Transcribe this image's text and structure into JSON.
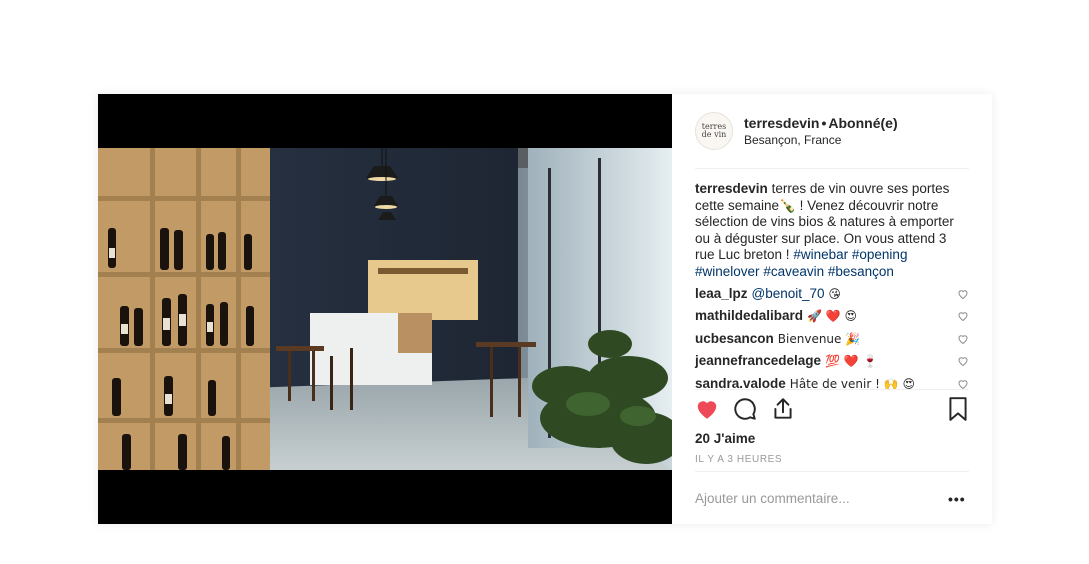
{
  "post": {
    "username": "terresdevin",
    "follow_status": "Abonné(e)",
    "location": "Besançon, France",
    "avatar_text_line1": "terres",
    "avatar_text_line2": "de vin",
    "caption_user": "terresdevin",
    "caption_text": "terres de vin ouvre ses portes cette semaine🍾 ! Venez découvrir notre sélection de vins bios & natures à emporter ou à déguster sur place. On vous attend 3 rue Luc breton !",
    "hashtags": [
      "#winebar",
      "#opening",
      "#winelover",
      "#caveavin",
      "#besançon"
    ],
    "likes": "20 J'aime",
    "timestamp": "IL Y A 3 HEURES",
    "comment_placeholder": "Ajouter un commentaire...",
    "more_label": "•••"
  },
  "comments": [
    {
      "user": "leaa_lpz",
      "text_mention": "@benoit_70",
      "text": " 😘"
    },
    {
      "user": "mathildedalibard",
      "text_mention": "",
      "text": "🚀 ❤️ 😍"
    },
    {
      "user": "ucbesancon",
      "text_mention": "",
      "text": "Bienvenue 🎉"
    },
    {
      "user": "jeannefrancedelage",
      "text_mention": "",
      "text": "💯 ❤️ 🍷"
    },
    {
      "user": "sandra.valode",
      "text_mention": "",
      "text": "Hâte de venir ! 🙌 😍"
    }
  ],
  "icons": {
    "like": "heart-filled-icon",
    "comment": "comment-bubble-icon",
    "share": "share-icon",
    "save": "bookmark-icon",
    "comment_like": "heart-outline-icon"
  },
  "colors": {
    "like_red": "#ed4956",
    "hashtag_blue": "#003569",
    "muted_gray": "#999999"
  }
}
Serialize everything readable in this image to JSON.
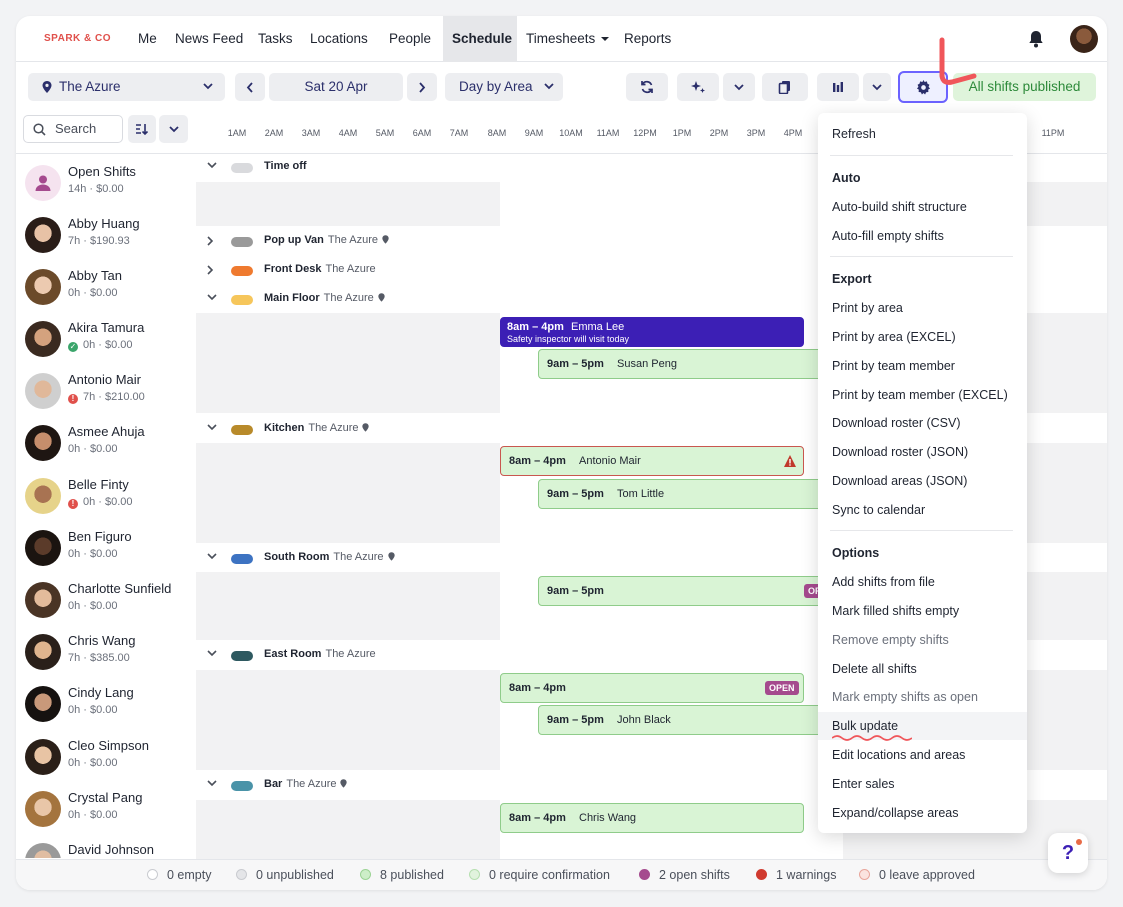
{
  "nav": {
    "brand": "SPARK & CO",
    "items": [
      "Me",
      "News Feed",
      "Tasks",
      "Locations",
      "People",
      "Schedule",
      "Timesheets",
      "Reports"
    ],
    "active": "Schedule"
  },
  "toolbar": {
    "location": "The Azure",
    "date": "Sat 20 Apr",
    "view": "Day by Area",
    "published": "All shifts published"
  },
  "search": {
    "label": "Search"
  },
  "hours": [
    "1AM",
    "2AM",
    "3AM",
    "4AM",
    "5AM",
    "6AM",
    "7AM",
    "8AM",
    "9AM",
    "10AM",
    "11AM",
    "12PM",
    "1PM",
    "2PM",
    "3PM",
    "4PM",
    "11PM"
  ],
  "people": [
    {
      "name": "Open Shifts",
      "meta": "14h · $0.00",
      "status": ""
    },
    {
      "name": "Abby Huang",
      "meta": "7h · $190.93",
      "status": ""
    },
    {
      "name": "Abby Tan",
      "meta": "0h · $0.00",
      "status": ""
    },
    {
      "name": "Akira Tamura",
      "meta": "0h · $0.00",
      "status": "ok"
    },
    {
      "name": "Antonio Mair",
      "meta": "7h · $210.00",
      "status": "warn"
    },
    {
      "name": "Asmee Ahuja",
      "meta": "0h · $0.00",
      "status": ""
    },
    {
      "name": "Belle Finty",
      "meta": "0h · $0.00",
      "status": "warn"
    },
    {
      "name": "Ben Figuro",
      "meta": "0h · $0.00",
      "status": ""
    },
    {
      "name": "Charlotte Sunfield",
      "meta": "0h · $0.00",
      "status": ""
    },
    {
      "name": "Chris Wang",
      "meta": "7h · $385.00",
      "status": ""
    },
    {
      "name": "Cindy Lang",
      "meta": "0h · $0.00",
      "status": ""
    },
    {
      "name": "Cleo Simpson",
      "meta": "0h · $0.00",
      "status": ""
    },
    {
      "name": "Crystal Pang",
      "meta": "0h · $0.00",
      "status": ""
    },
    {
      "name": "David Johnson",
      "meta": "",
      "status": ""
    }
  ],
  "areas": [
    {
      "title": "Time off",
      "loc": "",
      "color": "#d9dadd",
      "pin": false,
      "expanded": true
    },
    {
      "title": "Pop up Van",
      "loc": "The Azure",
      "color": "#9a9a9a",
      "pin": true,
      "expanded": false
    },
    {
      "title": "Front Desk",
      "loc": "The Azure",
      "color": "#ef7a2f",
      "pin": false,
      "expanded": false
    },
    {
      "title": "Main Floor",
      "loc": "The Azure",
      "color": "#f6c65b",
      "pin": true,
      "expanded": true
    },
    {
      "title": "Kitchen",
      "loc": "The Azure",
      "color": "#b88a2a",
      "pin": true,
      "expanded": true
    },
    {
      "title": "South Room",
      "loc": "The Azure",
      "color": "#3d73c2",
      "pin": true,
      "expanded": true
    },
    {
      "title": "East Room",
      "loc": "The Azure",
      "color": "#2e5960",
      "pin": false,
      "expanded": true
    },
    {
      "title": "Bar",
      "loc": "The Azure",
      "color": "#4a93a8",
      "pin": true,
      "expanded": true
    }
  ],
  "shifts": {
    "main_floor_1": {
      "time": "8am – 4pm",
      "who": "Emma Lee",
      "note": "Safety inspector will visit today"
    },
    "main_floor_2": {
      "time": "9am – 5pm",
      "who": "Susan Peng"
    },
    "kitchen_1": {
      "time": "8am – 4pm",
      "who": "Antonio Mair"
    },
    "kitchen_2": {
      "time": "9am – 5pm",
      "who": "Tom Little"
    },
    "south_1": {
      "time": "9am – 5pm",
      "who": "",
      "badge": "OP"
    },
    "east_1": {
      "time": "8am – 4pm",
      "who": "",
      "badge": "OPEN"
    },
    "east_2": {
      "time": "9am – 5pm",
      "who": "John Black"
    },
    "bar_1": {
      "time": "8am – 4pm",
      "who": "Chris Wang"
    }
  },
  "menu": {
    "refresh": "Refresh",
    "auto_head": "Auto",
    "auto_build": "Auto-build shift structure",
    "auto_fill": "Auto-fill empty shifts",
    "export_head": "Export",
    "print_area": "Print by area",
    "print_area_excel": "Print by area (EXCEL)",
    "print_member": "Print by team member",
    "print_member_excel": "Print by team member (EXCEL)",
    "download_csv": "Download roster (CSV)",
    "download_json": "Download roster (JSON)",
    "download_areas": "Download areas (JSON)",
    "sync": "Sync to calendar",
    "options_head": "Options",
    "add_from_file": "Add shifts from file",
    "mark_filled_empty": "Mark filled shifts empty",
    "remove_empty": "Remove empty shifts",
    "delete_all": "Delete all shifts",
    "mark_empty_open": "Mark empty shifts as open",
    "bulk_update": "Bulk update",
    "edit_locations": "Edit locations and areas",
    "enter_sales": "Enter sales",
    "expand_collapse": "Expand/collapse areas"
  },
  "legend": [
    {
      "label": "0 empty",
      "color": "#ffffff"
    },
    {
      "label": "0 unpublished",
      "color": "#e4e5e8"
    },
    {
      "label": "8 published",
      "color": "#cdeec8"
    },
    {
      "label": "0 require confirmation",
      "color": "#e1f3dd"
    },
    {
      "label": "2 open shifts",
      "color": "#a54a8e"
    },
    {
      "label": "1 warnings",
      "color": "#d03a2f"
    },
    {
      "label": "0 leave approved",
      "color": "#fbe3df"
    }
  ],
  "colors": {
    "accent": "#3c1fb5",
    "brand": "#e0504b",
    "published_bg": "#dff4db",
    "gear_border": "#6c63ff"
  },
  "help": {
    "label": "?"
  }
}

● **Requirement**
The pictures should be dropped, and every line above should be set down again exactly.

● **Exercise result**
Transcribe this image's text and structure into JSON.
{
  "post": {
    "username": "terresdevin",
    "follow_status": "Abonné(e)",
    "location": "Besançon, France",
    "avatar_text_line1": "terres",
    "avatar_text_line2": "de vin",
    "caption_user": "terresdevin",
    "caption_text": "terres de vin ouvre ses portes cette semaine🍾 ! Venez découvrir notre sélection de vins bios & natures à emporter ou à déguster sur place. On vous attend 3 rue Luc breton !",
    "hashtags": [
      "#winebar",
      "#opening",
      "#winelover",
      "#caveavin",
      "#besançon"
    ],
    "likes": "20 J'aime",
    "timestamp": "IL Y A 3 HEURES",
    "comment_placeholder": "Ajouter un commentaire...",
    "more_label": "•••"
  },
  "comments": [
    {
      "user": "leaa_lpz",
      "text_mention": "@benoit_70",
      "text": " 😘"
    },
    {
      "user": "mathildedalibard",
      "text_mention": "",
      "text": "🚀 ❤️ 😍"
    },
    {
      "user": "ucbesancon",
      "text_mention": "",
      "text": "Bienvenue 🎉"
    },
    {
      "user": "jeannefrancedelage",
      "text_mention": "",
      "text": "💯 ❤️ 🍷"
    },
    {
      "user": "sandra.valode",
      "text_mention": "",
      "text": "Hâte de venir ! 🙌 😍"
    }
  ],
  "icons": {
    "like": "heart-filled-icon",
    "comment": "comment-bubble-icon",
    "share": "share-icon",
    "save": "bookmark-icon",
    "comment_like": "heart-outline-icon"
  },
  "colors": {
    "like_red": "#ed4956",
    "hashtag_blue": "#003569",
    "muted_gray": "#999999"
  }
}
Serialize everything readable in this image to JSON.
{
  "nav": {
    "brand": "SPARK & CO",
    "items": [
      "Me",
      "News Feed",
      "Tasks",
      "Locations",
      "People",
      "Schedule",
      "Timesheets",
      "Reports"
    ],
    "active": "Schedule"
  },
  "toolbar": {
    "location": "The Azure",
    "date": "Sat 20 Apr",
    "view": "Day by Area",
    "published": "All shifts published"
  },
  "search": {
    "label": "Search"
  },
  "hours": [
    "1AM",
    "2AM",
    "3AM",
    "4AM",
    "5AM",
    "6AM",
    "7AM",
    "8AM",
    "9AM",
    "10AM",
    "11AM",
    "12PM",
    "1PM",
    "2PM",
    "3PM",
    "4PM",
    "11PM"
  ],
  "people": [
    {
      "name": "Open Shifts",
      "meta": "14h · $0.00",
      "status": ""
    },
    {
      "name": "Abby Huang",
      "meta": "7h · $190.93",
      "status": ""
    },
    {
      "name": "Abby Tan",
      "meta": "0h · $0.00",
      "status": ""
    },
    {
      "name": "Akira Tamura",
      "meta": "0h · $0.00",
      "status": "ok"
    },
    {
      "name": "Antonio Mair",
      "meta": "7h · $210.00",
      "status": "warn"
    },
    {
      "name": "Asmee Ahuja",
      "meta": "0h · $0.00",
      "status": ""
    },
    {
      "name": "Belle Finty",
      "meta": "0h · $0.00",
      "status": "warn"
    },
    {
      "name": "Ben Figuro",
      "meta": "0h · $0.00",
      "status": ""
    },
    {
      "name": "Charlotte Sunfield",
      "meta": "0h · $0.00",
      "status": ""
    },
    {
      "name": "Chris Wang",
      "meta": "7h · $385.00",
      "status": ""
    },
    {
      "name": "Cindy Lang",
      "meta": "0h · $0.00",
      "status": ""
    },
    {
      "name": "Cleo Simpson",
      "meta": "0h · $0.00",
      "status": ""
    },
    {
      "name": "Crystal Pang",
      "meta": "0h · $0.00",
      "status": ""
    },
    {
      "name": "David Johnson",
      "meta": "",
      "status": ""
    }
  ],
  "areas": [
    {
      "title": "Time off",
      "loc": "",
      "color": "#d9dadd",
      "pin": false,
      "expanded": true
    },
    {
      "title": "Pop up Van",
      "loc": "The Azure",
      "color": "#9a9a9a",
      "pin": true,
      "expanded": false
    },
    {
      "title": "Front Desk",
      "loc": "The Azure",
      "color": "#ef7a2f",
      "pin": false,
      "expanded": false
    },
    {
      "title": "Main Floor",
      "loc": "The Azure",
      "color": "#f6c65b",
      "pin": true,
      "expanded": true
    },
    {
      "title": "Kitchen",
      "loc": "The Azure",
      "color": "#b88a2a",
      "pin": true,
      "expanded": true
    },
    {
      "title": "South Room",
      "loc": "The Azure",
      "color": "#3d73c2",
      "pin": true,
      "expanded": true
    },
    {
      "title": "East Room",
      "loc": "The Azure",
      "color": "#2e5960",
      "pin": false,
      "expanded": true
    },
    {
      "title": "Bar",
      "loc": "The Azure",
      "color": "#4a93a8",
      "pin": true,
      "expanded": true
    }
  ],
  "shifts": {
    "main_floor_1": {
      "time": "8am – 4pm",
      "who": "Emma Lee",
      "note": "Safety inspector will visit today"
    },
    "main_floor_2": {
      "time": "9am – 5pm",
      "who": "Susan Peng"
    },
    "kitchen_1": {
      "time": "8am – 4pm",
      "who": "Antonio Mair"
    },
    "kitchen_2": {
      "time": "9am – 5pm",
      "who": "Tom Little"
    },
    "south_1": {
      "time": "9am – 5pm",
      "who": "",
      "badge": "OP"
    },
    "east_1": {
      "time": "8am – 4pm",
      "who": "",
      "badge": "OPEN"
    },
    "east_2": {
      "time": "9am – 5pm",
      "who": "John Black"
    },
    "bar_1": {
      "time": "8am – 4pm",
      "who": "Chris Wang"
    }
  },
  "menu": {
    "refresh": "Refresh",
    "auto_head": "Auto",
    "auto_build": "Auto-build shift structure",
    "auto_fill": "Auto-fill empty shifts",
    "export_head": "Export",
    "print_area": "Print by area",
    "print_area_excel": "Print by area (EXCEL)",
    "print_member": "Print by team member",
    "print_member_excel": "Print by team member (EXCEL)",
    "download_csv": "Download roster (CSV)",
    "download_json": "Download roster (JSON)",
    "download_areas": "Download areas (JSON)",
    "sync": "Sync to calendar",
    "options_head": "Options",
    "add_from_file": "Add shifts from file",
    "mark_filled_empty": "Mark filled shifts empty",
    "remove_empty": "Remove empty shifts",
    "delete_all": "Delete all shifts",
    "mark_empty_open": "Mark empty shifts as open",
    "bulk_update": "Bulk update",
    "edit_locations": "Edit locations and areas",
    "enter_sales": "Enter sales",
    "expand_collapse": "Expand/collapse areas"
  },
  "legend": [
    {
      "label": "0 empty",
      "color": "#ffffff"
    },
    {
      "label": "0 unpublished",
      "color": "#e4e5e8"
    },
    {
      "label": "8 published",
      "color": "#cdeec8"
    },
    {
      "label": "0 require confirmation",
      "color": "#e1f3dd"
    },
    {
      "label": "2 open shifts",
      "color": "#a54a8e"
    },
    {
      "label": "1 warnings",
      "color": "#d03a2f"
    },
    {
      "label": "0 leave approved",
      "color": "#fbe3df"
    }
  ],
  "colors": {
    "accent": "#3c1fb5",
    "brand": "#e0504b",
    "published_bg": "#dff4db",
    "gear_border": "#6c63ff"
  },
  "help": {
    "label": "?"
  }
}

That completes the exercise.